→ YOUR INSTRUCTIONS: Pull each line with the string "folder" from the entries.

→ DATA IN THIS EXERCISE:
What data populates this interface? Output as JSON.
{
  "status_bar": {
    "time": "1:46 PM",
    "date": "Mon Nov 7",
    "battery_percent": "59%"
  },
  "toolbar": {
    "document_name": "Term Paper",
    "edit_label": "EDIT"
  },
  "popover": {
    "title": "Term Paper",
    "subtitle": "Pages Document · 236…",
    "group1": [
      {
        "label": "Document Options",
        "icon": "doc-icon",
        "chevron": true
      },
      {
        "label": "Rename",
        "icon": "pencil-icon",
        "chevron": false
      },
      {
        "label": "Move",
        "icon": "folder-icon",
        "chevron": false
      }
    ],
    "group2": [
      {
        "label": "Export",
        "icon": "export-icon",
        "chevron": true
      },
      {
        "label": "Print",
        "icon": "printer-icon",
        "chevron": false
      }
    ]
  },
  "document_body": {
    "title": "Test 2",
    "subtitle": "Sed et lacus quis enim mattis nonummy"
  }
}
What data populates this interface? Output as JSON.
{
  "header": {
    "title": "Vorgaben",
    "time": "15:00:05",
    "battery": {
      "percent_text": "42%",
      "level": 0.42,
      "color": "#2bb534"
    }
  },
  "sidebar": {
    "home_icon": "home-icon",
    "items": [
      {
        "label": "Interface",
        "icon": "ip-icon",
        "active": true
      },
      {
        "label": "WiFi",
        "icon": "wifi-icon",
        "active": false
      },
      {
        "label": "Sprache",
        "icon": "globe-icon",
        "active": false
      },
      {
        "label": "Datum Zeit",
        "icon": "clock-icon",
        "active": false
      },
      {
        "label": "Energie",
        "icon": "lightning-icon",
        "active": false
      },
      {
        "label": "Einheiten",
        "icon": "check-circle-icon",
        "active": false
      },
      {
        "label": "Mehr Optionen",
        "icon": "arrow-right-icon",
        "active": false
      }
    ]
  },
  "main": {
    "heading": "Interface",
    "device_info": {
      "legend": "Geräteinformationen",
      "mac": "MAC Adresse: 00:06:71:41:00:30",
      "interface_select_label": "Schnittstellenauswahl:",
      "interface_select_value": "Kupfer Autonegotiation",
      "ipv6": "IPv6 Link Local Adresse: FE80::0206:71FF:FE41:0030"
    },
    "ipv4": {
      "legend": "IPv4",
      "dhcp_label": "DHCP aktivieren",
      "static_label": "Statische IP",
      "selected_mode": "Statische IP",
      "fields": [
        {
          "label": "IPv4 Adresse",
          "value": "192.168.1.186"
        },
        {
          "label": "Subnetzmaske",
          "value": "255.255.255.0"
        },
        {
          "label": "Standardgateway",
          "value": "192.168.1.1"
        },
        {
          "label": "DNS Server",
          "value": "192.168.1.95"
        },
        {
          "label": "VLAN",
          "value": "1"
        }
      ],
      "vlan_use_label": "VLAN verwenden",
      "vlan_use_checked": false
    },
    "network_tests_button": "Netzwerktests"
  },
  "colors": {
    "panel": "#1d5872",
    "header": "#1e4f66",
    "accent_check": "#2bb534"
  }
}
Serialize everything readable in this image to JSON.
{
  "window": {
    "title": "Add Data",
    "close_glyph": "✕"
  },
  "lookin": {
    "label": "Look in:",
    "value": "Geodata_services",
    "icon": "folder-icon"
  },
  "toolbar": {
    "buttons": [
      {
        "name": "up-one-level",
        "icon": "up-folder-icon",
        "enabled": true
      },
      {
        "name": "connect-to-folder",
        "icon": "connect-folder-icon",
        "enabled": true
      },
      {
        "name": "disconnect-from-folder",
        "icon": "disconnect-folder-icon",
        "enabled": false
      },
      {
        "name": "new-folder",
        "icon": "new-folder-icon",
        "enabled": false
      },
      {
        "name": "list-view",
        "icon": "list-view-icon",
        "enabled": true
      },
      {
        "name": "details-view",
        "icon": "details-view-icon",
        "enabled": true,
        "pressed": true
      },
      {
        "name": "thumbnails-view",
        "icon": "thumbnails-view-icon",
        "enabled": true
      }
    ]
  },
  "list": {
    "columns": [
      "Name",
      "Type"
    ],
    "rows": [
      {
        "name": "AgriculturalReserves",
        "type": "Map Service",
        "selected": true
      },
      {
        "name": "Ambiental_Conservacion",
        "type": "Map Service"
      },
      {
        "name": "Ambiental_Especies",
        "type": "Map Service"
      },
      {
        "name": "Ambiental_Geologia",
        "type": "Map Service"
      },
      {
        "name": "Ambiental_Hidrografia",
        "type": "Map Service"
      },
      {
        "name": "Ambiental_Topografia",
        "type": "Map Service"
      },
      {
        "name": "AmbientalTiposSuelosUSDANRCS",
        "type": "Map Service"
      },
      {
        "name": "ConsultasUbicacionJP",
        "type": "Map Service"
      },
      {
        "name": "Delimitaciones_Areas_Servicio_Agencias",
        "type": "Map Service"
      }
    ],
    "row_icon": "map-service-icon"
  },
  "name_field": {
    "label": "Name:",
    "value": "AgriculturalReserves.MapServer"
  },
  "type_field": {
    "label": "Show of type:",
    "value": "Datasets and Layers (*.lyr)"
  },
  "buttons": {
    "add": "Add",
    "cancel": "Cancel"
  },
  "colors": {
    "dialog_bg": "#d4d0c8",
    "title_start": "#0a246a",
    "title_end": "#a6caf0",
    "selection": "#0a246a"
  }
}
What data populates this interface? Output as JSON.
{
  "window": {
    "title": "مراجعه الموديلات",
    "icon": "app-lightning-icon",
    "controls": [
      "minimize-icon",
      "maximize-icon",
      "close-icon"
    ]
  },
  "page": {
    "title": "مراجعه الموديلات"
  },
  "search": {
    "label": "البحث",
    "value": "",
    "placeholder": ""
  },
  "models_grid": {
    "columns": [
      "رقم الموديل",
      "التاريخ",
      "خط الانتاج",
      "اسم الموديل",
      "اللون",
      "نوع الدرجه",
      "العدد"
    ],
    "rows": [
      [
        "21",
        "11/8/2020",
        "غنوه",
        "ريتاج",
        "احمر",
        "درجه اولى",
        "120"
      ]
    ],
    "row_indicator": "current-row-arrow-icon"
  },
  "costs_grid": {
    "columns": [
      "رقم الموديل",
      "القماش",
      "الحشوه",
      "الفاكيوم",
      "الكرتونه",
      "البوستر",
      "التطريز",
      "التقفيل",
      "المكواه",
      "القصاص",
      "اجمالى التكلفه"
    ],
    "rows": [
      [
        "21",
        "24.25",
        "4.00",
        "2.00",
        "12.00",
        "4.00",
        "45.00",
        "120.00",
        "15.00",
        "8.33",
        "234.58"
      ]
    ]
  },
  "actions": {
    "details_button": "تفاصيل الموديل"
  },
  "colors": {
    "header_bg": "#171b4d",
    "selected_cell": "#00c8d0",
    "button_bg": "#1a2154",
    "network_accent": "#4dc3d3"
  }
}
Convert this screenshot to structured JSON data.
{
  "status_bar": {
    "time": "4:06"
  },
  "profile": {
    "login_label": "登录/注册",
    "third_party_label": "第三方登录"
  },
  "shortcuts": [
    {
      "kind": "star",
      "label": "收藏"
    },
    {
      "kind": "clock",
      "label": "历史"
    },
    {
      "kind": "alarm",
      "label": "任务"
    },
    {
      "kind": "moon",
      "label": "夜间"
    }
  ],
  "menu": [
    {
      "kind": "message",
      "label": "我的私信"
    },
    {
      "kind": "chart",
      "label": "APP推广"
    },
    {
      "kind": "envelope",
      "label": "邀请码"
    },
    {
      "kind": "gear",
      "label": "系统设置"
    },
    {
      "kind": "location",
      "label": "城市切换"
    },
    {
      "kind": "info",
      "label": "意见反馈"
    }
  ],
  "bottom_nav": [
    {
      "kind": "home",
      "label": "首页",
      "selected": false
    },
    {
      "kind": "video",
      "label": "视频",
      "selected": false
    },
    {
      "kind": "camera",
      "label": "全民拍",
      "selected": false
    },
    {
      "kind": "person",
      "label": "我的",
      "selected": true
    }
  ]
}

→ EXERCISE ANSWER:
        "icon": "folder-icon",
    "icon": "folder-icon"
        "icon": "up-folder-icon",
        "name": "connect-to-folder",
        "icon": "connect-folder-icon",
        "name": "disconnect-from-folder",
        "icon": "disconnect-folder-icon",
        "name": "new-folder",
        "icon": "new-folder-icon",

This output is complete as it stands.